The third UK bank, HSBC Bank, showed CET1 8.76% for the adverse scenario. The best capitalized British bank, Lloyds Bank, ended with CET1 10.14% for the adverse scenario and 16.44% for the baseline scenario.
Scandinavian banks (the banks from Denmark, Finland, Norway and Sweden) showed strong capital positions for both the baseline and adverse scenarios.
|Name||Starting 2015||Baseline 2018||Adverse 2018||Country|
|Banca Monte dei Paschi di Siena S.p.a.||12.07%||12.24%||‐2.44%||Italy|
|Allied Irish Banks, Plc||13.11%||13.9%||4.31%||Ireland|
|Raiffeisen Zentralbank Österreich AG||10.2%||12.33%||6.12%||Austria|
|Bank of Ireland||11.28%||15.03%||6.15%||Ireland|
|Banco Popular Espanol||10.2%||13.45%||6.62%||Spain|
|Barclays Bank plc||11.35%||12.48%||7.3%||United Kingdom|
|Société Générale S.A.||10.91%||11.61%||7.5%||France|
|Deutsche Bank AG||11.11%||12.08%||7.8%||Germany|
|Erste Group Bank AG||12.25%||13.55%||8.02%||Austria|
|Banco de Sabadell, S.A.||11.72%||12.81%||8.04%||Spain|
|The Royal Bank of Scotland plc||15.53%||15.89%||8.08%||United Kingdom|
|Coöperatieve Rabobank U.A.||11.97%||13.33%||8.1%||Netherlands|
|Banco Bilbao Vizcaya Argentaria, S.A.||10.27%||12.03%||8.19%||Spain|
|Banco Santander, S.A.||10.19%||13.17%||8.2%||Spain|
|Norddeutsche Landesbank -Girozentrale-||12.09%||13.16%||8.62%||Germany|
|HSBC Bank plc||11.87%||12.41%||8.76%||United Kingdom|

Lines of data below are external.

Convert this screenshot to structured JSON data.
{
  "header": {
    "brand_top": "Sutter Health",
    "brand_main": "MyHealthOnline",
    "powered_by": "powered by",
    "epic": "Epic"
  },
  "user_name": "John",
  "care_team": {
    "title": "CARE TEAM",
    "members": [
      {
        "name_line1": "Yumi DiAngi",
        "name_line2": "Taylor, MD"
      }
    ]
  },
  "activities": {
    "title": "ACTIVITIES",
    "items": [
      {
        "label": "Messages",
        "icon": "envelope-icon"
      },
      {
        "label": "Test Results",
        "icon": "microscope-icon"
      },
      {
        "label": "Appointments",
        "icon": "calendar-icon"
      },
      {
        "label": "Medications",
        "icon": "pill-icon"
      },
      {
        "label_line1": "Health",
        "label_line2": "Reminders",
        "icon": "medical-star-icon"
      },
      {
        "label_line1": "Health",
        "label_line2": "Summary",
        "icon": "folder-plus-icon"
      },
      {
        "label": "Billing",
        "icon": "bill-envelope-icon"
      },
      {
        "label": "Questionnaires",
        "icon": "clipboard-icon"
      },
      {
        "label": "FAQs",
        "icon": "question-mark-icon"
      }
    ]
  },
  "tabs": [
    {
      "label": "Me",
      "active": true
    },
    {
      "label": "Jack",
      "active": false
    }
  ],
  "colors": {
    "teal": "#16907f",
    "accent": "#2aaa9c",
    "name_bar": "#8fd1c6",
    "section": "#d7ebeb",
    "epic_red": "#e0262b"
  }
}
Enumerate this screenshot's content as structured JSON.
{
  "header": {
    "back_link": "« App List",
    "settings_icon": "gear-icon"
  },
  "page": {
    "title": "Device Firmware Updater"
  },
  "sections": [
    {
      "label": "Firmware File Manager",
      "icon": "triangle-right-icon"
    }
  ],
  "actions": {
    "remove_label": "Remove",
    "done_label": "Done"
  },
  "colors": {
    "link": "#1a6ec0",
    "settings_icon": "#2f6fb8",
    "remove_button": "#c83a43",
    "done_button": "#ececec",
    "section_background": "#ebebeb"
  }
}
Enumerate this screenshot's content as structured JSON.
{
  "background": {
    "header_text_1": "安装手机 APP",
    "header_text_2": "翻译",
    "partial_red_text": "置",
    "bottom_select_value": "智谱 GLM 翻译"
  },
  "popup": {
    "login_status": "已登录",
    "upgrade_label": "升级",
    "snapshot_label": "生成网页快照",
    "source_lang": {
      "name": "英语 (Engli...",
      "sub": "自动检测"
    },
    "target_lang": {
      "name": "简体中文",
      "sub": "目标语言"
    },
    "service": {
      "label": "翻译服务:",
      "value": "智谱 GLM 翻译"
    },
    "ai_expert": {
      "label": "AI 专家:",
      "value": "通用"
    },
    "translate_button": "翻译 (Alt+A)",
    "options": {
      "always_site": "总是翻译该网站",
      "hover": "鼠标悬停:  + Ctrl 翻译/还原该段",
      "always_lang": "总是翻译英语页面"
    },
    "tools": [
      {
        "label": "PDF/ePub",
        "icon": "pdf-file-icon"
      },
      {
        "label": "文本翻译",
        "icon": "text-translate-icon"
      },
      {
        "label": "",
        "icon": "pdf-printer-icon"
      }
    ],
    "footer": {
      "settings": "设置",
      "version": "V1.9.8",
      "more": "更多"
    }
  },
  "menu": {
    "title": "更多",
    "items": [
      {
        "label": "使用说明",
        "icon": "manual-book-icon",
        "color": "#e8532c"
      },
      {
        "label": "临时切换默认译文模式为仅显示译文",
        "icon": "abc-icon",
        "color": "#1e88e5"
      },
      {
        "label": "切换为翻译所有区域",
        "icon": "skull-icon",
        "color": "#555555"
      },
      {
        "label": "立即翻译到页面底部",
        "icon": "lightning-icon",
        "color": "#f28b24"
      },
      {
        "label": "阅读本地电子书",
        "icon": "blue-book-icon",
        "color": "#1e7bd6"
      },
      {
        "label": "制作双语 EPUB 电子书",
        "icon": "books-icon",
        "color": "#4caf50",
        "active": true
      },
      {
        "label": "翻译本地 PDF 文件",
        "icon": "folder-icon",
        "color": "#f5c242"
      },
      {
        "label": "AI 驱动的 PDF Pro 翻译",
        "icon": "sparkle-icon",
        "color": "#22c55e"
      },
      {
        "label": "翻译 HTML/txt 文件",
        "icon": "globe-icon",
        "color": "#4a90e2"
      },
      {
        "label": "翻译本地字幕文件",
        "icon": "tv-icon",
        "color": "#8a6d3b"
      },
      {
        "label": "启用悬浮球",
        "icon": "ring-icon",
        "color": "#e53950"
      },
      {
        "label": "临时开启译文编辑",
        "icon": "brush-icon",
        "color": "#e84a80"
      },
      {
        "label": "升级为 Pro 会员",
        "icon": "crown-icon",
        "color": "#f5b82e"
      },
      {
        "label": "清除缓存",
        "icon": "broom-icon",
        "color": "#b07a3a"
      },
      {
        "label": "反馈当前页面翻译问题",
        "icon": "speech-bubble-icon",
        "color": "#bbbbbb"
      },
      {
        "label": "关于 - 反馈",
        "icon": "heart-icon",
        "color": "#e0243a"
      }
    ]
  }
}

|Unione di Banche Italiane SpA||11.62%||13.01%||8.85%||Italy|
|ING Bank NV||12.7%||12.5%||8.98%||Netherlands|
|Banco Popolare - SC||12.39%||14.61%||9%||Italy|

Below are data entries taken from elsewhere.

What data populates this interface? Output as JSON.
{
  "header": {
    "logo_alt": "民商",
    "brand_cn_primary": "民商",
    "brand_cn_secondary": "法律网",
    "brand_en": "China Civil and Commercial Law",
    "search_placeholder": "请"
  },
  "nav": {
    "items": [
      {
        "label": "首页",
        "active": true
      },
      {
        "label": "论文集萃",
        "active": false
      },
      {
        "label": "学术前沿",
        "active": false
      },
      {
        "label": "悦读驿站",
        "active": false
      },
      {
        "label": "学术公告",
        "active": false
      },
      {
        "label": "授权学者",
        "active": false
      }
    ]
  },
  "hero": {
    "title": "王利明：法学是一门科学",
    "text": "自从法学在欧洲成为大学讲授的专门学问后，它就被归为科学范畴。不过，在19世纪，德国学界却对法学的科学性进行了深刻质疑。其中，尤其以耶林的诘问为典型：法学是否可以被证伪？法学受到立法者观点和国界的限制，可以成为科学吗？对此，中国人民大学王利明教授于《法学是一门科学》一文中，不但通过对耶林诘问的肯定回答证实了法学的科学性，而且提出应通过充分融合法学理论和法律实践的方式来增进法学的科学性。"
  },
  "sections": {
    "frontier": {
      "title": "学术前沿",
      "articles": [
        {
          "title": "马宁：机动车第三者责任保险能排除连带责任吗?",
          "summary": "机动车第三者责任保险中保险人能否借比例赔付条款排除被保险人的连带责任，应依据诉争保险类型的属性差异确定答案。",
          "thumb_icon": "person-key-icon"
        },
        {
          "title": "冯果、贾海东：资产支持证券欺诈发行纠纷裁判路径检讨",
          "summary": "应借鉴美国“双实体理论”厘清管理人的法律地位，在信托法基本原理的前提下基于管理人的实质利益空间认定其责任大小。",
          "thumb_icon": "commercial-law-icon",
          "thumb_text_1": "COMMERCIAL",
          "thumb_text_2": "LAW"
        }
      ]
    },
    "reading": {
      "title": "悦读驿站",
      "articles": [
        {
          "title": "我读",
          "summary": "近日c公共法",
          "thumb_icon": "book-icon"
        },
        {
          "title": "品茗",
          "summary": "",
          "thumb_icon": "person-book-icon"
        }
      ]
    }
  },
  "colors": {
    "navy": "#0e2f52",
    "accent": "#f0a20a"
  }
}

|OTP Bank Nyrt||12.94%||14.56%||9.22%||Hungary|
|DekaBank Deutsche Girozentrale||13.5%||14.17%||9.53%||Germany|
|ABN AMRO Bank NV||15.44%||16.2%||9.53%||Netherlands|
|Volkswagen Bank GmbH||11.67%||12.9%||9.55%||Germany|
|La Banque Postale||14.51%||14.95%||9.82%||France|
|Landesbank Hessen-Thüringen GZ||13.11%||14.42%||10.1%||Germany|
|Lloyds Banking Group Plc||13.05%||16.44%||10.14%||United Kingdom|
|Intesa Sanpaolo S.p.a.||12.47%||12.8%||10.21%||Italy|
|Groupe Crédit Agricole||13.68%||14.81%||10.49%||France|
|PKO Bank Polski||13.42%||14.73%||11.44%||Poland|
|Groupe Crédit Mutuel||15.55%||16.62%||13.38%||France|
|Nordea Bank AB||16.45%||18.6%||14.09%||Sweden|
|DNB BANK ASA||14.31%||16.56%||14.3%||Norway|
|OP Yrityspankki Oyj||19.16%||20.92%||14.61%||Finland|
|Skandinaviska Enskilda Banken AB||18.85%||21.55%||16.6%||Sweden|
|BNG Bank NV||26.17%||28.05%||17.62%||Netherlands|
|Svenska Handelsbanken AB||21.25%||23.09%||18.55%||Sweden|